◆ What you will do:
Using the entries that follow, state how many lines contain "text", with no other words.

◆ Records shown:

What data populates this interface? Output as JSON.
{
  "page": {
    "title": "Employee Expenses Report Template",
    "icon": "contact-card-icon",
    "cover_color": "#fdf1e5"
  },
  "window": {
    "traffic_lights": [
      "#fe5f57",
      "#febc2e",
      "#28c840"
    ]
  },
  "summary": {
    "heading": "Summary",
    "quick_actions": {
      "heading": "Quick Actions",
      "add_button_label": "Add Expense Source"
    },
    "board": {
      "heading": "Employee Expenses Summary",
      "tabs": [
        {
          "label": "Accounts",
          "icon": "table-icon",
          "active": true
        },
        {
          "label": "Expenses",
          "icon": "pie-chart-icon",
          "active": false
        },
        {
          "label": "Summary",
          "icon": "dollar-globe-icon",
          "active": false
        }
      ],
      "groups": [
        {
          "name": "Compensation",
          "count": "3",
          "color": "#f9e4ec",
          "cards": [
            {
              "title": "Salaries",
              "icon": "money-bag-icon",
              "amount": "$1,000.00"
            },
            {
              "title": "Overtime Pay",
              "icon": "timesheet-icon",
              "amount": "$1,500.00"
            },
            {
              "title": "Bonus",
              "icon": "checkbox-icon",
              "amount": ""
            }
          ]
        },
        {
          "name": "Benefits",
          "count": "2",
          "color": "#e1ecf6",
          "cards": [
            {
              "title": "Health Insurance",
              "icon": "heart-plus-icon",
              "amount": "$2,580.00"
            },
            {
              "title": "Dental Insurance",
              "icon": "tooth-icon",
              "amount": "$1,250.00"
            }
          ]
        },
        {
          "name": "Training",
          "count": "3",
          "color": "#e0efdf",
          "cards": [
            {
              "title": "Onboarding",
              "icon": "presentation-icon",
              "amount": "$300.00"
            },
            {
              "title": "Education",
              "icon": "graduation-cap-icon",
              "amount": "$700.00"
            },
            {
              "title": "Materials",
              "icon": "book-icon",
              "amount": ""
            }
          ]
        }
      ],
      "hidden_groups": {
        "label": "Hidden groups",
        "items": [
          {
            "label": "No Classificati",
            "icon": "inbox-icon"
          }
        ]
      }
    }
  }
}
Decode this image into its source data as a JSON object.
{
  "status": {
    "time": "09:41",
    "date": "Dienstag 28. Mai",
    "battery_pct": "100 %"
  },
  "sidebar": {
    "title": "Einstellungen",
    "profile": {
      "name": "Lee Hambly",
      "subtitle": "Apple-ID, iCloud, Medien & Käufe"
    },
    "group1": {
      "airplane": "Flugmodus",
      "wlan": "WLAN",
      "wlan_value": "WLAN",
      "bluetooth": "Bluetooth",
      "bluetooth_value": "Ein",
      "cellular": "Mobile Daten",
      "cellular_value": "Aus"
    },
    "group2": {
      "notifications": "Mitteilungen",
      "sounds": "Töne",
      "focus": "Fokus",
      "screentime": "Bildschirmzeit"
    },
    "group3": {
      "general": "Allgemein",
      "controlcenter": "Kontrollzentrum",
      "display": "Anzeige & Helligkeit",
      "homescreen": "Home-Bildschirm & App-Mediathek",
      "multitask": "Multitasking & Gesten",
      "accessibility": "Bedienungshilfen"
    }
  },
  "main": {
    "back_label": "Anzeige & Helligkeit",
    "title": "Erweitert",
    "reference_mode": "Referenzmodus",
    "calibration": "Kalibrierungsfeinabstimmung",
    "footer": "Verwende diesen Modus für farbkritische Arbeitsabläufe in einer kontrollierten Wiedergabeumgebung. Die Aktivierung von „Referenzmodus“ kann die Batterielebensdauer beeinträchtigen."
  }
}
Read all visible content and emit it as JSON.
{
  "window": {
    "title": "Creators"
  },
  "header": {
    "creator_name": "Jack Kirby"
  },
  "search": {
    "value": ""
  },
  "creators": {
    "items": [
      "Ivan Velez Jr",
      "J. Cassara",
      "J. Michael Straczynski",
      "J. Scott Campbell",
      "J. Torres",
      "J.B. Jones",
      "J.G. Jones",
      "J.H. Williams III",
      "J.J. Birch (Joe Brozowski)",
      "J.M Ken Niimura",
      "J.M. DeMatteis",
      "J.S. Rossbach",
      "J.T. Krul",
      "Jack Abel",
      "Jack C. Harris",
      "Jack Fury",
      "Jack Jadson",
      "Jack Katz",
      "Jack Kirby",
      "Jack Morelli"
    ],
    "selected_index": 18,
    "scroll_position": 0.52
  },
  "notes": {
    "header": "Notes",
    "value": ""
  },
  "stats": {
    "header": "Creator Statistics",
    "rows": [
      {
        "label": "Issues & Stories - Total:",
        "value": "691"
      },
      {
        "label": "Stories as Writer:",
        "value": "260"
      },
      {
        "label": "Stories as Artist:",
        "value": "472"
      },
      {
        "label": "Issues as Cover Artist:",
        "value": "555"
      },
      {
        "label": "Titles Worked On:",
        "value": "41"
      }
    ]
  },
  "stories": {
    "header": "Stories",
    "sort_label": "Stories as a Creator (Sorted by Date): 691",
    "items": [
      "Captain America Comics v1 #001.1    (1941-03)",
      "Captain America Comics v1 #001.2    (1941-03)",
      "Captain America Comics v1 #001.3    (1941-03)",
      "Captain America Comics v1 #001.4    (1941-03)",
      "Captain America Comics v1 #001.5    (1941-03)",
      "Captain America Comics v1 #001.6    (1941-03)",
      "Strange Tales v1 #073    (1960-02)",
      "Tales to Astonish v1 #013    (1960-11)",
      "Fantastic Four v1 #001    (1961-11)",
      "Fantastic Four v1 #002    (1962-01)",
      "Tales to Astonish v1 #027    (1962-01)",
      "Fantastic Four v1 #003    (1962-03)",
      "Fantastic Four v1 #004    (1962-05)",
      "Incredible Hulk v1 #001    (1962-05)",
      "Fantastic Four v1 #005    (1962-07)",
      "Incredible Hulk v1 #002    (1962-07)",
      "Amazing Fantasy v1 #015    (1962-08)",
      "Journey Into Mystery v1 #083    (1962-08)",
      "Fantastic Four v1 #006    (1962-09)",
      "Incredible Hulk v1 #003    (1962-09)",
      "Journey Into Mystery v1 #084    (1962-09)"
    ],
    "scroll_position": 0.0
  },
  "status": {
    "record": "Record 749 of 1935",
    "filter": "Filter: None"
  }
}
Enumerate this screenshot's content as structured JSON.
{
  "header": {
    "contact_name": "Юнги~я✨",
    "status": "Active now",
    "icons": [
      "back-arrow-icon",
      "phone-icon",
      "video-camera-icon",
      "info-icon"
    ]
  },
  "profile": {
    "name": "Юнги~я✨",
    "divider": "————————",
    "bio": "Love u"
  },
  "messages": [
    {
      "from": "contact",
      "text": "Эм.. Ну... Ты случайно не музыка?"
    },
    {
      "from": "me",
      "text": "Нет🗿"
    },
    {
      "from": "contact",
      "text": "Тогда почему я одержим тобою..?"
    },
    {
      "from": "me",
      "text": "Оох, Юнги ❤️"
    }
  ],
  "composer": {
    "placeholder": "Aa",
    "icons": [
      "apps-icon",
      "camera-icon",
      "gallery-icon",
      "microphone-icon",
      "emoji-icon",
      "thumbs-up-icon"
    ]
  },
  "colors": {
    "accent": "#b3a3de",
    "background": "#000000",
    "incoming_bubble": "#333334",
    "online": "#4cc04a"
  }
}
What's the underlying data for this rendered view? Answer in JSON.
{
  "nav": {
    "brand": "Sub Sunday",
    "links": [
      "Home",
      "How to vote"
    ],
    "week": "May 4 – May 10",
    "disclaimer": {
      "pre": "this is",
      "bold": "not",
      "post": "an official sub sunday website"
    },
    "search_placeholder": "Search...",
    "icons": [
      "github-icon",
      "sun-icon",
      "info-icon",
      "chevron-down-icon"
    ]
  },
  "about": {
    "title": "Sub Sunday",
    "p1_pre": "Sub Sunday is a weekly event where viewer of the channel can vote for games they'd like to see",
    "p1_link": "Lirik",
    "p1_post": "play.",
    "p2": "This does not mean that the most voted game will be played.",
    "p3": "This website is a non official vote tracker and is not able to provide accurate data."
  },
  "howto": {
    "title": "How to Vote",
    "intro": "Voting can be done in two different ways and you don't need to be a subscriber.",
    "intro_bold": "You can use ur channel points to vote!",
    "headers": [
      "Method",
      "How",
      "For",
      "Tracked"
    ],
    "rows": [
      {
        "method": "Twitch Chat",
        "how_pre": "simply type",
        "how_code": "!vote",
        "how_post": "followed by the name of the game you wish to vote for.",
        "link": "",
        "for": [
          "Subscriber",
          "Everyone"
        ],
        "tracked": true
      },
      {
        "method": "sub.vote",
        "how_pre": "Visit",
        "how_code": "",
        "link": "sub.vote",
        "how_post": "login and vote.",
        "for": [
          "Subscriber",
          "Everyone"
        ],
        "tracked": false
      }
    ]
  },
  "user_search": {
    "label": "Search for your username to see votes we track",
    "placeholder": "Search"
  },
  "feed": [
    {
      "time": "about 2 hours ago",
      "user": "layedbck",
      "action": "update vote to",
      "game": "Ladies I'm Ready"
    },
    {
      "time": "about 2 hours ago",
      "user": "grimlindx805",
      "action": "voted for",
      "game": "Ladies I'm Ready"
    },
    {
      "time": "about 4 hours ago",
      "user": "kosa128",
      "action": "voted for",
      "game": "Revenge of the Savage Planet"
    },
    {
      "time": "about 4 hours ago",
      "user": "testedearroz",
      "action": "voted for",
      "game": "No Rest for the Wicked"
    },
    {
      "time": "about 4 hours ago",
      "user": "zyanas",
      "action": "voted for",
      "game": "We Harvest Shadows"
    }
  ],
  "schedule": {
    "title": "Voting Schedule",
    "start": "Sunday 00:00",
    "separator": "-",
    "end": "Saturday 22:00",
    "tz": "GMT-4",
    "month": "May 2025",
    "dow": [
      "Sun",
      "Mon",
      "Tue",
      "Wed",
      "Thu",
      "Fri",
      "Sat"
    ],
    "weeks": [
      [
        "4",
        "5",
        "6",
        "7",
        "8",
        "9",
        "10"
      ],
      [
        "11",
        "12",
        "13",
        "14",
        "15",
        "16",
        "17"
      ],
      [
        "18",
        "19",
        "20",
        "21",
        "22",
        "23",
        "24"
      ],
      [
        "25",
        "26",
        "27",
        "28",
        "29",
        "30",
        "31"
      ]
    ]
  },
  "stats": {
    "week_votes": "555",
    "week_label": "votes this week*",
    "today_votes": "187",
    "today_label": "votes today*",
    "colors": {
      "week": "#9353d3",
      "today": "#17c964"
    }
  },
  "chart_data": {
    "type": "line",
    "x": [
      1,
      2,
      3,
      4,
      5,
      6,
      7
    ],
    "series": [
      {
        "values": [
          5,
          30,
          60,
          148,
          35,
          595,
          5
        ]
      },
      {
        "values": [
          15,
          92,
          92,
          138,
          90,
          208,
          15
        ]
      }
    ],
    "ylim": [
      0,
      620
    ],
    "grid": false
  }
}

◆ Finished task:
4